PITTSFIELD, Mass — Elizabeth Freeman Center (EFC) announced the launch of "Rise Together for Safety and Justice," an evolution of their annual Third Thursday Walk a Mile fundraiser.
Like the previous 10 years, EFC will continue to hold its annual event in September, soliciting the support and participation of local businesses, organizations, and individuals to help raise awareness and support for the work its staff, board and volunteers do every day in domestic and sexual violence prevention and response.
"While our fundraiser theme has changed, our vision remains the same. We envision our community free from domestic and sexual violence in which all people live in safety, with dignity and justice," Executive Director Janis Broderick said. "We have been so grateful for the support of our annual fundraisers that grew each year. We hope that you will continue to support Elizabeth Freeman Center and Rise Together with us."

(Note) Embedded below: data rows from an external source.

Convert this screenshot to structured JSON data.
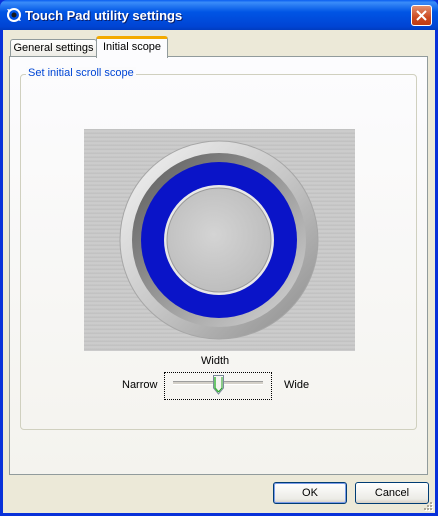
{
  "window": {
    "title": "Touch Pad utility settings",
    "title_icon": "touchpad-utility-icon",
    "close_icon": "close-icon"
  },
  "tabs": [
    {
      "label": "General settings",
      "active": false
    },
    {
      "label": "Initial scope",
      "active": true
    }
  ],
  "group": {
    "label": "Set initial scroll scope"
  },
  "preview": {
    "ring_color": "#0a14c8",
    "center_color": "#c8c8c8",
    "background_color": "#c6c6c6"
  },
  "slider": {
    "title": "Width",
    "min_label": "Narrow",
    "max_label": "Wide",
    "position_fraction": 0.5
  },
  "buttons": {
    "ok": "OK",
    "cancel": "Cancel"
  },
  "colors": {
    "titlebar": "#0055e5",
    "accent_tab": "#f3a900",
    "group_label": "#0046d5",
    "dialog_bg": "#ece9d8"
  }
}
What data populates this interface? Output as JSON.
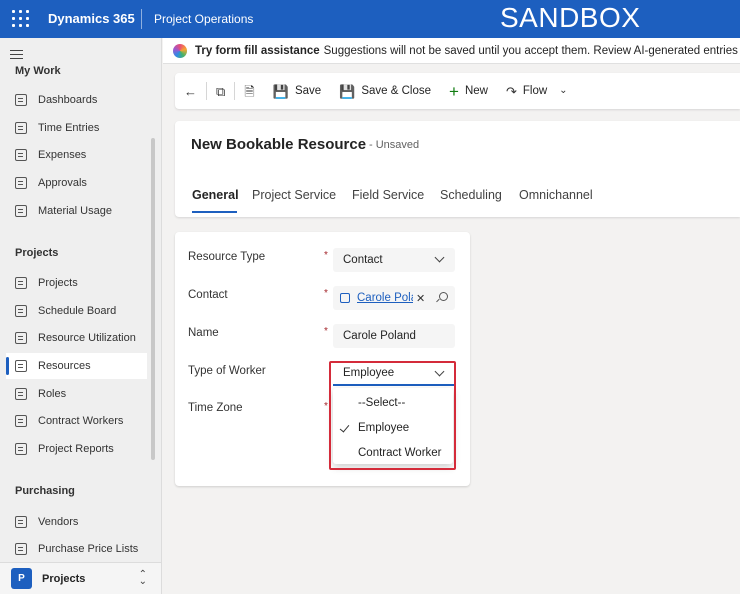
{
  "header": {
    "app_name": "Dynamics 365",
    "module": "Project Operations",
    "environment": "SANDBOX"
  },
  "sidebar": {
    "sections": [
      {
        "title": "My Work"
      },
      {
        "title": "Projects"
      },
      {
        "title": "Purchasing"
      }
    ],
    "items": [
      {
        "label": "Dashboards",
        "icon": "dashboard-icon"
      },
      {
        "label": "Time Entries",
        "icon": "calendar-icon"
      },
      {
        "label": "Expenses",
        "icon": "receipt-icon"
      },
      {
        "label": "Approvals",
        "icon": "document-check-icon"
      },
      {
        "label": "Material Usage",
        "icon": "box-icon"
      },
      {
        "label": "Projects",
        "icon": "board-icon"
      },
      {
        "label": "Schedule Board",
        "icon": "schedule-icon"
      },
      {
        "label": "Resource Utilization",
        "icon": "chart-icon"
      },
      {
        "label": "Resources",
        "icon": "person-search-icon"
      },
      {
        "label": "Roles",
        "icon": "roles-icon"
      },
      {
        "label": "Contract Workers",
        "icon": "contract-icon"
      },
      {
        "label": "Project Reports",
        "icon": "report-icon"
      },
      {
        "label": "Vendors",
        "icon": "vendor-icon"
      },
      {
        "label": "Purchase Price Lists",
        "icon": "database-icon"
      }
    ],
    "active_item": "Resources",
    "area": {
      "badge": "P",
      "label": "Projects"
    }
  },
  "banner": {
    "bold": "Try form fill assistance",
    "text": "Suggestions will not be saved until you accept them. Review AI-generated entries for acc"
  },
  "commandbar": {
    "save": "Save",
    "save_close": "Save & Close",
    "new": "New",
    "flow": "Flow"
  },
  "form": {
    "title": "New Bookable Resource",
    "status": "- Unsaved",
    "tabs": [
      "General",
      "Project Service",
      "Field Service",
      "Scheduling",
      "Omnichannel"
    ],
    "selected_tab": "General",
    "fields": {
      "resource_type": {
        "label": "Resource Type",
        "value": "Contact"
      },
      "contact": {
        "label": "Contact",
        "value": "Carole Pola"
      },
      "name": {
        "label": "Name",
        "value": "Carole Poland"
      },
      "type_of_worker": {
        "label": "Type of Worker",
        "value": "Employee"
      },
      "time_zone": {
        "label": "Time Zone"
      }
    },
    "required_marker": "*",
    "worker_options": [
      {
        "label": "--Select--",
        "selected": false
      },
      {
        "label": "Employee",
        "selected": true
      },
      {
        "label": "Contract Worker",
        "selected": false
      }
    ]
  },
  "colors": {
    "header_bg": "#1d5fbf",
    "accent": "#1d5fbf",
    "highlight": "#d42b3a",
    "required": "#a4262c"
  }
}
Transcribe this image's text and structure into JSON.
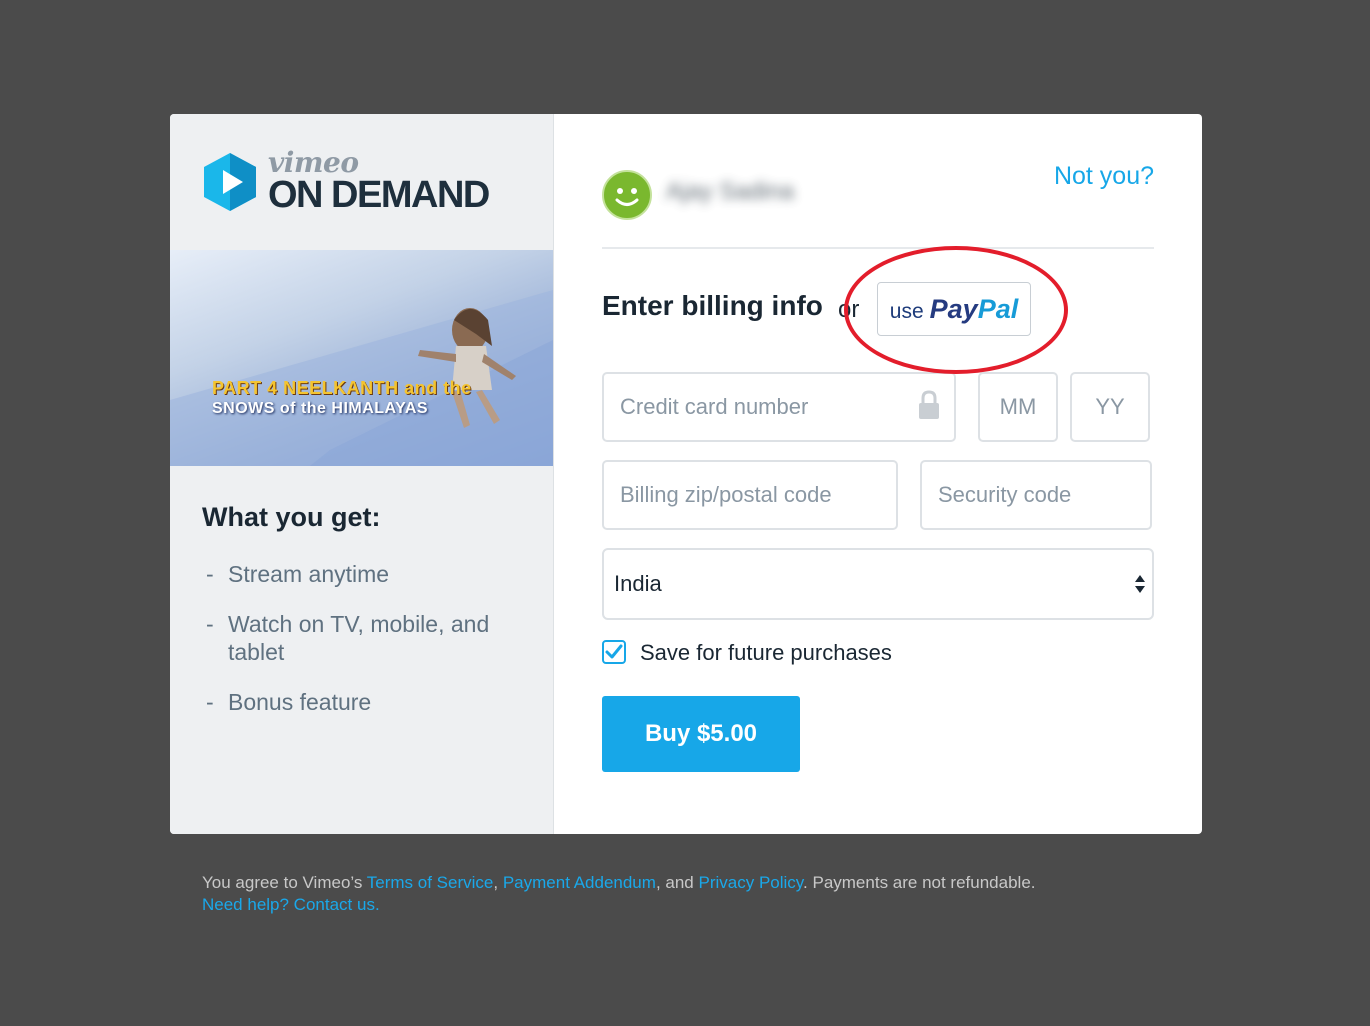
{
  "brand": {
    "logo_top": "vimeo",
    "logo_bottom": "ON DEMAND"
  },
  "poster": {
    "title_line1": "PART 4 NEELKANTH and the",
    "title_line2": "SNOWS of the HIMALAYAS"
  },
  "sidebar": {
    "heading": "What you get:",
    "items": [
      {
        "label": "Stream anytime"
      },
      {
        "label": "Watch on TV, mobile, and tablet"
      },
      {
        "label": "Bonus feature"
      }
    ]
  },
  "user": {
    "name": "Ajay Sadina",
    "not_you": "Not you?"
  },
  "billing": {
    "heading": "Enter billing info",
    "or": "or",
    "paypal_use": "use",
    "paypal_pay": "Pay",
    "paypal_pal": "Pal",
    "cc_placeholder": "Credit card number",
    "mm_placeholder": "MM",
    "yy_placeholder": "YY",
    "zip_placeholder": "Billing zip/postal code",
    "security_placeholder": "Security code",
    "country": "India",
    "save_label": "Save for future purchases",
    "save_checked": true,
    "buy_label": "Buy $5.00"
  },
  "footer": {
    "prefix": "You agree to Vimeo’s ",
    "terms": "Terms of Service",
    "comma1": ", ",
    "addendum": "Payment Addendum",
    "and": ", and ",
    "privacy": "Privacy Policy",
    "suffix": ". Payments are not refundable.",
    "help": "Need help? Contact us."
  },
  "colors": {
    "accent": "#17a7e8",
    "highlight_ring": "#e31d2b",
    "backdrop": "#4b4b4b"
  }
}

Rise Together will continue to be a family-friendly, community event, gathering together (as much as public health advisories allow) to walk, march, stroll, dance, and move together against domestic and sexual violence and for safety and justice. The safety of the community is EFC's priority. Like last year, walks will be held throughout Berkshire County for increased accessibility and due to COVID-19 precautions.